Once you have read the listing, retype all of it exactly.

<<<<

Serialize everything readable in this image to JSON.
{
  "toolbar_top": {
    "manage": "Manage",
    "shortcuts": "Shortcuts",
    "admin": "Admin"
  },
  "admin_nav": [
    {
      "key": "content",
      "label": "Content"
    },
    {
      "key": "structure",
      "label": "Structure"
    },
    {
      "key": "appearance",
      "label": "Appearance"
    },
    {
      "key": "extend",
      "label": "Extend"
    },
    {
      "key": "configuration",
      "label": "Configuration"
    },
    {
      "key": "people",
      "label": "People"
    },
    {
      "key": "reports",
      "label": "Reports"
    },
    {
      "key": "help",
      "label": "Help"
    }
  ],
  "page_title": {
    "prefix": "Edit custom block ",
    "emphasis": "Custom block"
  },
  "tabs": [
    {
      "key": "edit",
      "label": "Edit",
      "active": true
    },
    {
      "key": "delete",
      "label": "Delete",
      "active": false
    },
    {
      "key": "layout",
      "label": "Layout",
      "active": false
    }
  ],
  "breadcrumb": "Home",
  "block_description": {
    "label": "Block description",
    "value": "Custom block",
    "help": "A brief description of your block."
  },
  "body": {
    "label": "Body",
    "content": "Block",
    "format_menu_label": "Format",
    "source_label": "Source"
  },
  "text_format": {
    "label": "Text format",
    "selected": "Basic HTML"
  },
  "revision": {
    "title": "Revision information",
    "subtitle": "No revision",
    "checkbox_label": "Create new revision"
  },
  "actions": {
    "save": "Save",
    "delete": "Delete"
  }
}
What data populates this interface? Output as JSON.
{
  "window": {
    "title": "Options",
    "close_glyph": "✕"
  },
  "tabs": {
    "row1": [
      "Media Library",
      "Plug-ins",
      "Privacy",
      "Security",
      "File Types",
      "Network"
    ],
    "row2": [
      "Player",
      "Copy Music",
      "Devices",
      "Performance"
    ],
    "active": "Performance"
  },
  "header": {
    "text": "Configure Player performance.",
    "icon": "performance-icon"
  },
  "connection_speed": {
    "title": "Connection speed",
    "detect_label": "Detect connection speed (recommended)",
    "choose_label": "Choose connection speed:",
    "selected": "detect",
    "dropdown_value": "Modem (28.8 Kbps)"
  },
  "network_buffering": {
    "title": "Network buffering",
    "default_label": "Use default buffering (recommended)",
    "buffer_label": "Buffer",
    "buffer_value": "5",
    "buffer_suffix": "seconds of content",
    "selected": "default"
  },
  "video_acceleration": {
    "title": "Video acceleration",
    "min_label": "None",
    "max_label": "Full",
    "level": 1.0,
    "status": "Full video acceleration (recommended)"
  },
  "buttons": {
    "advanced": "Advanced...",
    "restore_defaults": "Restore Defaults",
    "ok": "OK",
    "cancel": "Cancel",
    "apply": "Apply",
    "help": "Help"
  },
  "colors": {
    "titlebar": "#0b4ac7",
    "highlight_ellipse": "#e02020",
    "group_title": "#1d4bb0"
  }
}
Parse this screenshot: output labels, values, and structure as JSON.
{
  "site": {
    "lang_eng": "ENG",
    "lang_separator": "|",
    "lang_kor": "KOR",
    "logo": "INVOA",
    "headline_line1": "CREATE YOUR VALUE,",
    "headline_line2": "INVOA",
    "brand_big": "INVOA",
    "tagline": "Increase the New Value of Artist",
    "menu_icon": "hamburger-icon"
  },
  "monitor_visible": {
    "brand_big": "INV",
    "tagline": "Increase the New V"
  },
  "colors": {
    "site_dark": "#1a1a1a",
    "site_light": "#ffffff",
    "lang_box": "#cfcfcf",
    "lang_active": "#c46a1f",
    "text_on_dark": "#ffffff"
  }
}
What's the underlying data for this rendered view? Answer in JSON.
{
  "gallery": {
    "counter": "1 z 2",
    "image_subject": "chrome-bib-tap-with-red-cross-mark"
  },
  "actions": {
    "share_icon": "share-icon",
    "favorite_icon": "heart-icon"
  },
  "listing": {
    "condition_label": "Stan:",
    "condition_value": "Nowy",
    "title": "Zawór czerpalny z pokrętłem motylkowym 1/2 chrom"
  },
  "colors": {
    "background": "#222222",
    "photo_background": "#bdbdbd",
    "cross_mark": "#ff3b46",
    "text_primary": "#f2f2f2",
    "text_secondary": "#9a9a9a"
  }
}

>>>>

Result of the exercise
Serialize everything readable in this image to JSON.
{
  "toolbar_top": {
    "manage": "Manage",
    "shortcuts": "Shortcuts",
    "admin": "Admin"
  },
  "admin_nav": [
    {
      "key": "content",
      "label": "Content"
    },
    {
      "key": "structure",
      "label": "Structure"
    },
    {
      "key": "appearance",
      "label": "Appearance"
    },
    {
      "key": "extend",
      "label": "Extend"
    },
    {
      "key": "configuration",
      "label": "Configuration"
    },
    {
      "key": "people",
      "label": "People"
    },
    {
      "key": "reports",
      "label": "Reports"
    },
    {
      "key": "help",
      "label": "Help"
    }
  ],
  "page_title": {
    "prefix": "Edit custom block ",
    "emphasis": "Custom block"
  },
  "tabs": [
    {
      "key": "edit",
      "label": "Edit",
      "active": true
    },
    {
      "key": "delete",
      "label": "Delete",
      "active": false
    },
    {
      "key": "layout",
      "label": "Layout",
      "active": false
    }
  ],
  "breadcrumb": "Home",
  "block_description": {
    "label": "Block description",
    "value": "Custom block",
    "help": "A brief description of your block."
  },
  "body": {
    "label": "Body",
    "content": "Block",
    "format_menu_label": "Format",
    "source_label": "Source"
  },
  "text_format": {
    "label": "Text format",
    "selected": "Basic HTML"
  },
  "revision": {
    "title": "Revision information",
    "subtitle": "No revision",
    "checkbox_label": "Create new revision"
  },
  "actions": {
    "save": "Save",
    "delete": "Delete"
  }
}
What data populates this interface? Output as JSON.
{
  "window": {
    "title": "Options",
    "close_glyph": "✕"
  },
  "tabs": {
    "row1": [
      "Media Library",
      "Plug-ins",
      "Privacy",
      "Security",
      "File Types",
      "Network"
    ],
    "row2": [
      "Player",
      "Copy Music",
      "Devices",
      "Performance"
    ],
    "active": "Performance"
  },
  "header": {
    "text": "Configure Player performance.",
    "icon": "performance-icon"
  },
  "connection_speed": {
    "title": "Connection speed",
    "detect_label": "Detect connection speed (recommended)",
    "choose_label": "Choose connection speed:",
    "selected": "detect",
    "dropdown_value": "Modem (28.8 Kbps)"
  },
  "network_buffering": {
    "title": "Network buffering",
    "default_label": "Use default buffering (recommended)",
    "buffer_label": "Buffer",
    "buffer_value": "5",
    "buffer_suffix": "seconds of content",
    "selected": "default"
  },
  "video_acceleration": {
    "title": "Video acceleration",
    "min_label": "None",
    "max_label": "Full",
    "level": 1.0,
    "status": "Full video acceleration (recommended)"
  },
  "buttons": {
    "advanced": "Advanced...",
    "restore_defaults": "Restore Defaults",
    "ok": "OK",
    "cancel": "Cancel",
    "apply": "Apply",
    "help": "Help"
  },
  "colors": {
    "titlebar": "#0b4ac7",
    "highlight_ellipse": "#e02020",
    "group_title": "#1d4bb0"
  }
}
Parse this screenshot: output labels, values, and structure as JSON.
{
  "site": {
    "lang_eng": "ENG",
    "lang_separator": "|",
    "lang_kor": "KOR",
    "logo": "INVOA",
    "headline_line1": "CREATE YOUR VALUE,",
    "headline_line2": "INVOA",
    "brand_big": "INVOA",
    "tagline": "Increase the New Value of Artist",
    "menu_icon": "hamburger-icon"
  },
  "monitor_visible": {
    "brand_big": "INV",
    "tagline": "Increase the New V"
  },
  "colors": {
    "site_dark": "#1a1a1a",
    "site_light": "#ffffff",
    "lang_box": "#cfcfcf",
    "lang_active": "#c46a1f",
    "text_on_dark": "#ffffff"
  }
}
What's the underlying data for this rendered view? Answer in JSON.
{
  "gallery": {
    "counter": "1 z 2",
    "image_subject": "chrome-bib-tap-with-red-cross-mark"
  },
  "actions": {
    "share_icon": "share-icon",
    "favorite_icon": "heart-icon"
  },
  "listing": {
    "condition_label": "Stan:",
    "condition_value": "Nowy",
    "title": "Zawór czerpalny z pokrętłem motylkowym 1/2 chrom"
  },
  "colors": {
    "background": "#222222",
    "photo_background": "#bdbdbd",
    "cross_mark": "#ff3b46",
    "text_primary": "#f2f2f2",
    "text_secondary": "#9a9a9a"
  }
}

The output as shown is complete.